    • You must have been high at the time 😀

      Love Colt but go Pats!

  4. The “What Say You?” comments are always the best. Thanks fellow WE readers. I’ll just add a couple thoughts:

    (Dr.) Ted Koy was our veterinarian in Georgetown for 12 years. Three quick thoughts:

    –Yes, he is a veterinarian with a graduate DVM from Texas A&M, one of the finest vet schools around. He wore his T Ring in graduate school there and always said, “You can graduate with a great education from Texas A&M and not become an Aggie.”

    –He had the largest, strongest hands I ever shook.

    –I loved going in his office which reflected the kind of humility once pretty common among some of the best of the best in team sports. Not a shrine but rather a lot of vet books and a couple of game balls from Texas, a few Texas game photos, his helmet, his degrees from Texas and A&M, and two black and white framed 8x10s with O.J. Simpson. While this was post-white Bronco days, he still had them. The first was Koy and O.J. postgame sporting the fashions of the early 70s, clinking a couple of highball glasses (quick nod to our parents who used that term) while seated in an airplane being served by a flight attendant in the Braniff-style boots and miniskirt. The other was a game photo in the snow of Koy blocking for Simpson. It was not the record-breaking run. It was just a really good image.

  5. From John Scott:
    Speaking of Paul Robichau, he was a senior at Kelly High School in 1967. Kelly was a catholic high school. I was 11 years old and in the 6th grade at St. Anne’s, a catholic elementary school. Kelly was very good that year and Robichau was the star. I was at their last game of the year where they lost to Houston St. Thomas on penetrations. Robichau signed with Texas but never played much unless Texas was far ahead. Nevertheless, to have a private school kid sign with Texas was a big deal. He was in the class with Worster and Spreyer. In any event, to get to the point of my story, if you had asked me how big Robichau was, I would have said he was at least 6-2 and 220 lbs. Then, about 15 years ago, I had a deposition in Beaumont and the video operator gave me his card and it was Paul Robichau. He was about 5-9, maybe 170 lbs and bald. I confirmed he was THE Paul Robichau. He was very nice and talked about the 67 game against St. Thomas. I know, cool story bro, but I was quite surprised that one my childhood idols was much smaller than I had imagined for much of my life.

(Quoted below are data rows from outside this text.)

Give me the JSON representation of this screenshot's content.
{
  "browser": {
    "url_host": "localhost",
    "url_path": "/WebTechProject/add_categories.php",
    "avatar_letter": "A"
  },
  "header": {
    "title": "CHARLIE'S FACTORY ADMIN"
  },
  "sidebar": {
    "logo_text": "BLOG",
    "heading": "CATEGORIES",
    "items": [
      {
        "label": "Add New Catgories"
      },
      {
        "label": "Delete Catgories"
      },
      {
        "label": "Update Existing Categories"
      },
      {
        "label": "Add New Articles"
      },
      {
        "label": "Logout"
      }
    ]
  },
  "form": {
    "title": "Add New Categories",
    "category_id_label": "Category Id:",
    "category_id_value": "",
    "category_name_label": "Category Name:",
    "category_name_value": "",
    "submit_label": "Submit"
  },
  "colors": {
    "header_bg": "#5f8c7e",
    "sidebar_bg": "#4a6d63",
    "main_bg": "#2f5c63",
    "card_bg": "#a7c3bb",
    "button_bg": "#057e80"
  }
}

    John P. Scott

  6. I can’t believe Mom did that.

  7. I was there, of course, for that 1969 Longhorns-Navy game, sitting , if memory serves, not too far from I sit today in Section 27. Had a white shirt and tie on (oh my, how times changed) and a date with a lovely pixie from Klute named Donna Klenk. Dated off and on throughout my freshman year and, as you might assume, became known as Frink and Klenk. Went pretty well, including a suggestive letter over Xmas break that promised certain favors based on points scored in an intramural semi-final basketball game scheduled when school resumed. Fun letter right up til the time my mother rifled my bedroom desk looking for it (she had gotten the mail that day), found and read it. She was less than thrilled, but hey, I was 18 and not what you’d call innocent. Oh well, the Chi Phi boys won that game over Acacia, I had 13 points to lead the scoring and … well … Donna’s still out there somewhere. Ended up marrying a fraternity brother and divorcing years later. Here’s to you, Donna Klenk, wherever you are.

What Say You?